Netflix announced that it no longer plans on spinning off its DVD rental-by-mail service into a separate company named Qwikster. Netflix CEO Reed Hastings posted the following on the company blog:
It is clear that for many of our members two websites would make things more difficult, so we are going to keep Netflix as one place to go for streaming and DVDs.
This means no change: one website, one account, one password… in other words, no Qwikster.
I wonder if this reversal has anything to do with the stock’s decline since the original split announcement. For fun, I decided to crunch some (simple) numbers. Netflix announced the Qwikster split on September 19 when the stock opened at 158.27. The last trading day before this new announcement was October 7 when the stock was valued at 117.21. That works out to ~26% devaluation since the original announcement.
Netflix Stock [2011.09.19 - 2011.10.07]
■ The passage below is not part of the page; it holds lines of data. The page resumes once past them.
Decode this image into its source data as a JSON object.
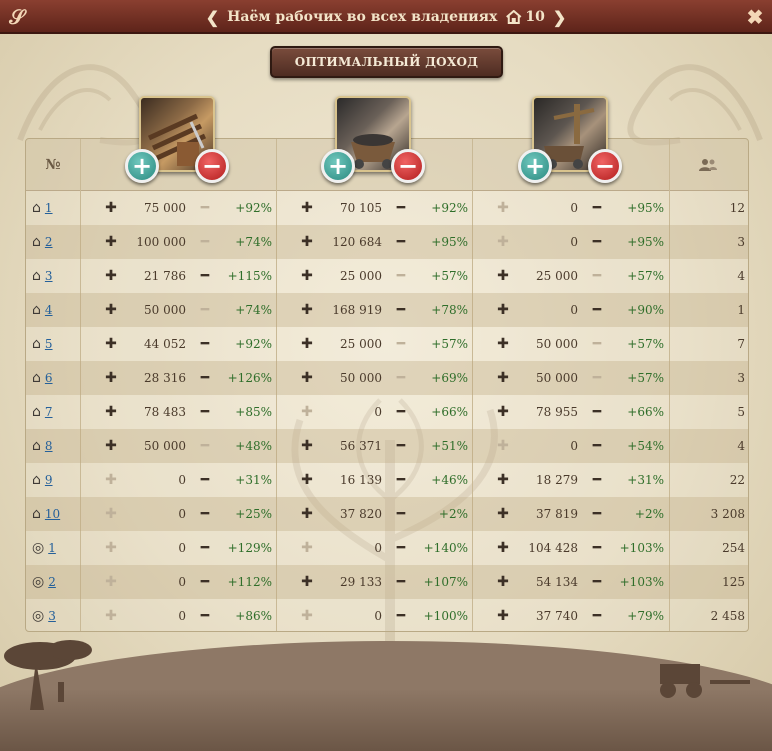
{
  "window": {
    "title": "Наём рабочих во всех владениях",
    "property_count": "10",
    "prev_icon": "chevron-left-icon",
    "next_icon": "chevron-right-icon",
    "menu_icon": "swirl-menu-icon",
    "close_icon": "close-icon"
  },
  "optimal_button": "ОПТИМАЛЬНЫЙ ДОХОД",
  "header": {
    "num_label": "№",
    "people_icon": "workers-icon",
    "resources": [
      {
        "name": "wood-resource-icon",
        "plus": "+",
        "minus": "−"
      },
      {
        "name": "stone-mine-resource-icon",
        "plus": "+",
        "minus": "−"
      },
      {
        "name": "ore-mine-resource-icon",
        "plus": "+",
        "minus": "−"
      }
    ]
  },
  "colors": {
    "title_bar": "#6e2e22",
    "percent_green": "#2f6e2a",
    "link_blue": "#25609a",
    "plus_teal": "#2a8a80",
    "minus_red": "#b21d1d"
  },
  "rows": [
    {
      "type": "house",
      "id": "1",
      "cols": [
        {
          "value": "75 000",
          "plus": true,
          "minus": false,
          "pct": "+92%"
        },
        {
          "value": "70 105",
          "plus": true,
          "minus": true,
          "pct": "+92%"
        },
        {
          "value": "0",
          "plus": false,
          "minus": true,
          "pct": "+95%"
        }
      ],
      "people": "12"
    },
    {
      "type": "house",
      "id": "2",
      "cols": [
        {
          "value": "100 000",
          "plus": true,
          "minus": false,
          "pct": "+74%"
        },
        {
          "value": "120 684",
          "plus": true,
          "minus": true,
          "pct": "+95%"
        },
        {
          "value": "0",
          "plus": false,
          "minus": true,
          "pct": "+95%"
        }
      ],
      "people": "3"
    },
    {
      "type": "house",
      "id": "3",
      "cols": [
        {
          "value": "21 786",
          "plus": true,
          "minus": true,
          "pct": "+115%"
        },
        {
          "value": "25 000",
          "plus": true,
          "minus": false,
          "pct": "+57%"
        },
        {
          "value": "25 000",
          "plus": true,
          "minus": false,
          "pct": "+57%"
        }
      ],
      "people": "4"
    },
    {
      "type": "house",
      "id": "4",
      "cols": [
        {
          "value": "50 000",
          "plus": true,
          "minus": false,
          "pct": "+74%"
        },
        {
          "value": "168 919",
          "plus": true,
          "minus": true,
          "pct": "+78%"
        },
        {
          "value": "0",
          "plus": true,
          "minus": true,
          "pct": "+90%"
        }
      ],
      "people": "1"
    },
    {
      "type": "house",
      "id": "5",
      "cols": [
        {
          "value": "44 052",
          "plus": true,
          "minus": true,
          "pct": "+92%"
        },
        {
          "value": "25 000",
          "plus": true,
          "minus": false,
          "pct": "+57%"
        },
        {
          "value": "50 000",
          "plus": true,
          "minus": false,
          "pct": "+57%"
        }
      ],
      "people": "7"
    },
    {
      "type": "house",
      "id": "6",
      "cols": [
        {
          "value": "28 316",
          "plus": true,
          "minus": true,
          "pct": "+126%"
        },
        {
          "value": "50 000",
          "plus": true,
          "minus": false,
          "pct": "+69%"
        },
        {
          "value": "50 000",
          "plus": true,
          "minus": false,
          "pct": "+57%"
        }
      ],
      "people": "3"
    },
    {
      "type": "house",
      "id": "7",
      "cols": [
        {
          "value": "78 483",
          "plus": true,
          "minus": true,
          "pct": "+85%"
        },
        {
          "value": "0",
          "plus": false,
          "minus": true,
          "pct": "+66%"
        },
        {
          "value": "78 955",
          "plus": true,
          "minus": true,
          "pct": "+66%"
        }
      ],
      "people": "5"
    },
    {
      "type": "house",
      "id": "8",
      "cols": [
        {
          "value": "50 000",
          "plus": true,
          "minus": false,
          "pct": "+48%"
        },
        {
          "value": "56 371",
          "plus": true,
          "minus": true,
          "pct": "+51%"
        },
        {
          "value": "0",
          "plus": false,
          "minus": true,
          "pct": "+54%"
        }
      ],
      "people": "4"
    },
    {
      "type": "house",
      "id": "9",
      "cols": [
        {
          "value": "0",
          "plus": false,
          "minus": true,
          "pct": "+31%"
        },
        {
          "value": "16 139",
          "plus": true,
          "minus": true,
          "pct": "+46%"
        },
        {
          "value": "18 279",
          "plus": true,
          "minus": true,
          "pct": "+31%"
        }
      ],
      "people": "22"
    },
    {
      "type": "house",
      "id": "10",
      "cols": [
        {
          "value": "0",
          "plus": false,
          "minus": true,
          "pct": "+25%"
        },
        {
          "value": "37 820",
          "plus": true,
          "minus": true,
          "pct": "+2%"
        },
        {
          "value": "37 819",
          "plus": true,
          "minus": true,
          "pct": "+2%"
        }
      ],
      "people": "3 208"
    },
    {
      "type": "globe",
      "id": "1",
      "cols": [
        {
          "value": "0",
          "plus": false,
          "minus": true,
          "pct": "+129%"
        },
        {
          "value": "0",
          "plus": false,
          "minus": true,
          "pct": "+140%"
        },
        {
          "value": "104 428",
          "plus": true,
          "minus": true,
          "pct": "+103%"
        }
      ],
      "people": "254"
    },
    {
      "type": "globe",
      "id": "2",
      "cols": [
        {
          "value": "0",
          "plus": false,
          "minus": true,
          "pct": "+112%"
        },
        {
          "value": "29 133",
          "plus": true,
          "minus": true,
          "pct": "+107%"
        },
        {
          "value": "54 134",
          "plus": true,
          "minus": true,
          "pct": "+103%"
        }
      ],
      "people": "125"
    },
    {
      "type": "globe",
      "id": "3",
      "cols": [
        {
          "value": "0",
          "plus": false,
          "minus": true,
          "pct": "+86%"
        },
        {
          "value": "0",
          "plus": false,
          "minus": true,
          "pct": "+100%"
        },
        {
          "value": "37 740",
          "plus": true,
          "minus": true,
          "pct": "+79%"
        }
      ],
      "people": "2 458"
    }
  ]
}
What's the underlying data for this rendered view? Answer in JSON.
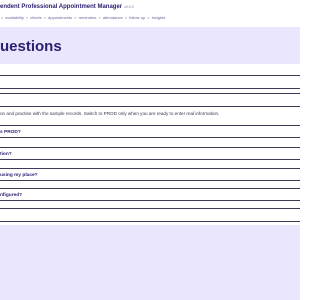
{
  "app": {
    "title": "endent Professional Appointment Manager",
    "version": "v0.0.0"
  },
  "nav": {
    "items": [
      "availability",
      "clients",
      "appointments",
      "reminders",
      "attendance",
      "follow-up",
      "insights"
    ],
    "prefix_sep": "»",
    "sep": "»"
  },
  "page": {
    "title": "uestions"
  },
  "intro": {
    "text": "on and practise with the sample records. Switch to PROD only when you are ready to enter real information."
  },
  "faq": {
    "questions": [
      "s PROD?",
      "tion?",
      "using my place?",
      "nfigured?"
    ]
  }
}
While the Netflix changes are certainly annoying, and the messaging was less than stellar, we need to make sure to remember where the blame ultimately lies — with the content providers. Until they decide to get with the program content distributors like Netflix and Apple will always be at their mercy and customers will continue to suffer.
Let me just fix that last sentence real-quick:
Until they decide to get with the program content distributors like Netflix and Apple will always be at their mercy and honest, paying customers will continue to suffer.
Everytime I see a Disney commercial advertising how a movie will only be available for a limited time before going into the vault, I have to wonder how much longer that trick will work. I doubt even honest customers will continue to wait for the next timed vault release instead of simply finding a torrent and downloading it.
Note: I do not condone piracy, but in situations like this, I understand why some choose to do so.